Input:
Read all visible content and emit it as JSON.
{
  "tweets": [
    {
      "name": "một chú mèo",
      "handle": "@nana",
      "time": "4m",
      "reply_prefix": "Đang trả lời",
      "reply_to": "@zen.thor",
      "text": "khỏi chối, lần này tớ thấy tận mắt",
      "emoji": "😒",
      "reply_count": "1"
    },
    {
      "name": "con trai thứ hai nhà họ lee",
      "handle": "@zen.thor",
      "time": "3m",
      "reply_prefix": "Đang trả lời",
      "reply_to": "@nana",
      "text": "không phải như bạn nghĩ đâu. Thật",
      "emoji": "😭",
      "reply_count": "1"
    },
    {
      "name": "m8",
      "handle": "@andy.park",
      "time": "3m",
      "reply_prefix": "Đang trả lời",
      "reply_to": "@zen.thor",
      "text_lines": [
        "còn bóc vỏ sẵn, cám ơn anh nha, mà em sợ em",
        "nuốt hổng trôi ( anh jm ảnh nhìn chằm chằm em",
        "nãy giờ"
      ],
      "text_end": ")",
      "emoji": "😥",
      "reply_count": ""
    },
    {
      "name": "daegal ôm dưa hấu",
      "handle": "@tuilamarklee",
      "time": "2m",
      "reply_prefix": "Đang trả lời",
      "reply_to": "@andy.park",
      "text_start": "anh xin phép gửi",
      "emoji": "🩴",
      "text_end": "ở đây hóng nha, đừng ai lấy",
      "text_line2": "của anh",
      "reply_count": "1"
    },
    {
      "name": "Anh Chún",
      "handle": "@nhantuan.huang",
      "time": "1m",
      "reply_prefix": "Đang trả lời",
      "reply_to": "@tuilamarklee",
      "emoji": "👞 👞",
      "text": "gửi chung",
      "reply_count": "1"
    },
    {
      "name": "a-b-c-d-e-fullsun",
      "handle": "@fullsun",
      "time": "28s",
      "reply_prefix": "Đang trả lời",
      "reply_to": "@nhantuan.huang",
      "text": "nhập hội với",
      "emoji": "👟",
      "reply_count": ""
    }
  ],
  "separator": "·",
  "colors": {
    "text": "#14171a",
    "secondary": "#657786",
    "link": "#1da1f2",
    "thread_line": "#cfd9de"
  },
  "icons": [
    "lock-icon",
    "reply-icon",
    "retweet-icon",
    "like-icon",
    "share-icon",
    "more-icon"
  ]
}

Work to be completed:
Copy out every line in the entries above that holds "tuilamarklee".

Exercise answer:
      "handle": "@tuilamarklee",
      "reply_to": "@tuilamarklee",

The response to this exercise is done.